■ **PROBLEM TO SOLVE**:
Copy every line from the data below in which the string "JSON" can be found.
++++++++
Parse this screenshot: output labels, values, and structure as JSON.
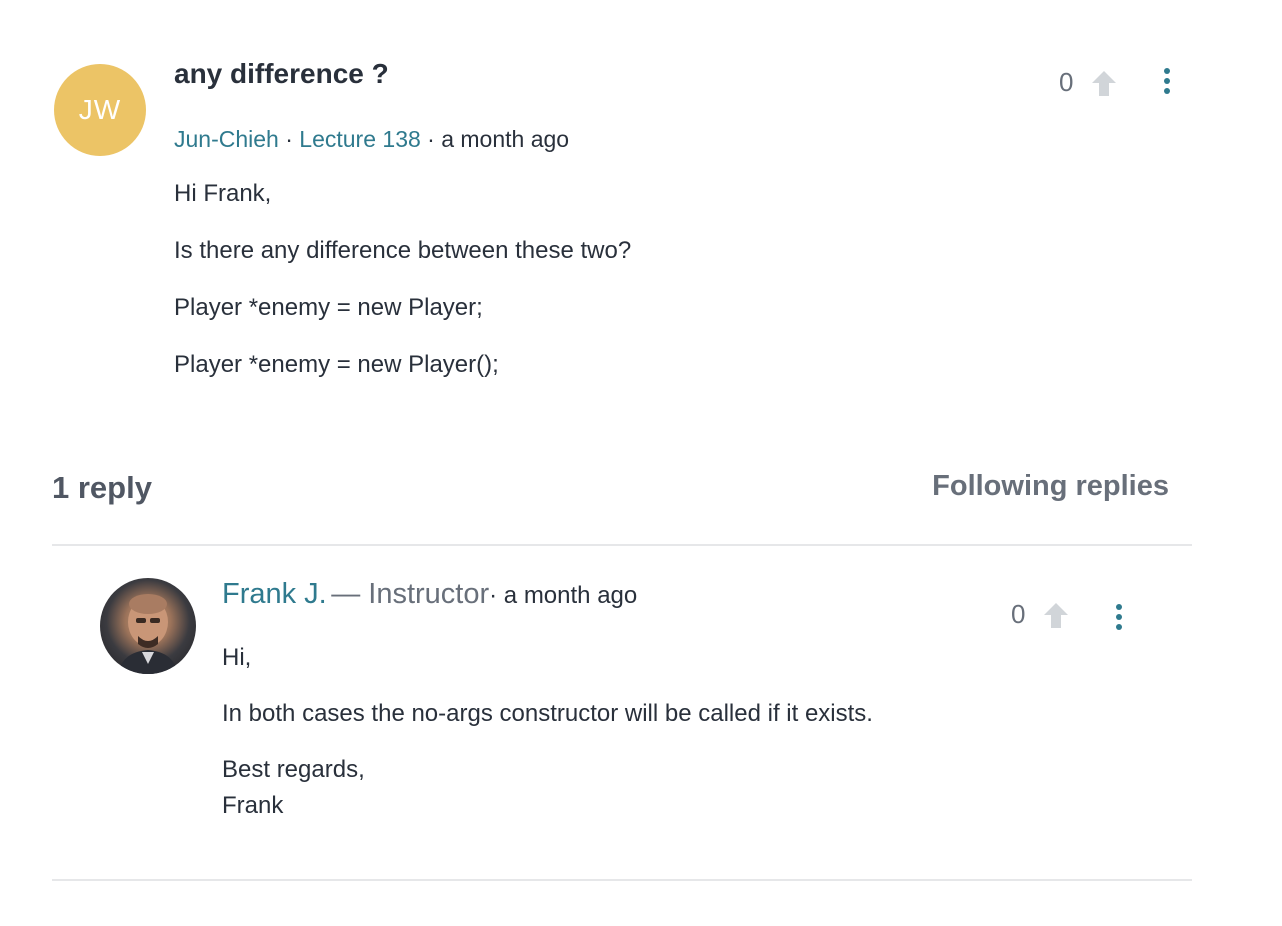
{
  "question": {
    "avatar_initials": "JW",
    "title": "any difference ?",
    "author": "Jun-Chieh",
    "lecture": "Lecture 138",
    "separator": "·",
    "time": "· a month ago",
    "votes": "0",
    "body": [
      "Hi Frank,",
      "Is there any difference between these two?",
      "Player *enemy = new Player;",
      "Player *enemy = new Player();"
    ]
  },
  "replies_header": {
    "count_label": "1 reply",
    "following_label": "Following replies"
  },
  "reply": {
    "author": "Frank J.",
    "role": "— Instructor",
    "time": "· a month ago",
    "votes": "0",
    "body": [
      "Hi,",
      "In both cases the no-args constructor will be called if it exists.",
      "Best regards,",
      "Frank"
    ]
  },
  "colors": {
    "accent": "#2f7a8e",
    "avatar_bg": "#ecc466",
    "muted": "#686f7a"
  }
}
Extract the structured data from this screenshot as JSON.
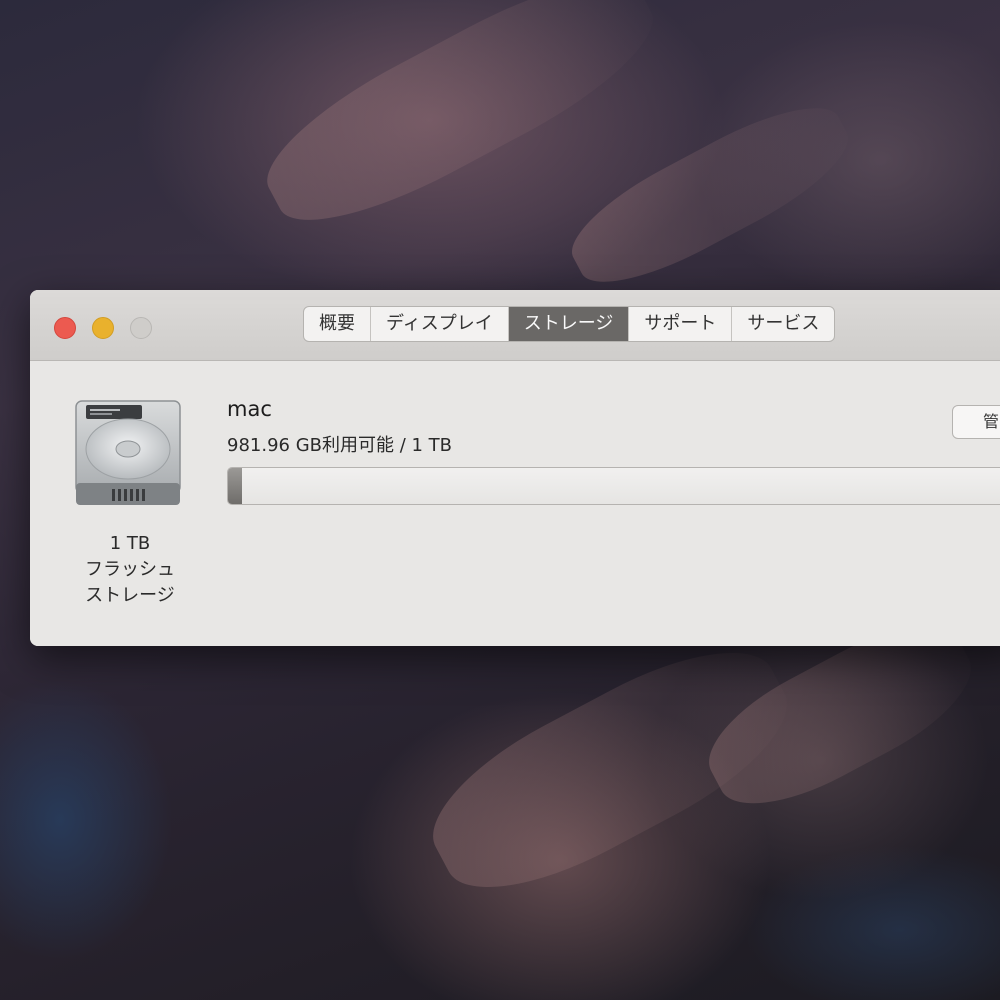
{
  "window": {
    "tabs": [
      {
        "label": "概要"
      },
      {
        "label": "ディスプレイ"
      },
      {
        "label": "ストレージ"
      },
      {
        "label": "サポート"
      },
      {
        "label": "サービス"
      }
    ],
    "active_tab": "ストレージ"
  },
  "storage": {
    "disk_caption": [
      "1 TB",
      "フラッシュ",
      "ストレージ"
    ],
    "volume_name": "mac",
    "usage_text": "981.96 GB利用可能 / 1 TB",
    "used_fraction": 0.018,
    "manage_button_label": "管"
  },
  "colors": {
    "close": "#ec5a50",
    "minimize": "#e9b12d",
    "zoom_disabled": "#cfcdca",
    "active_tab": "#6a6866"
  }
}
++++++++
■ **ANSWER TO THE EXERCISE**:
Parse this screenshot: output labels, values, and structure as JSON.
Extract the structured data from this screenshot as JSON.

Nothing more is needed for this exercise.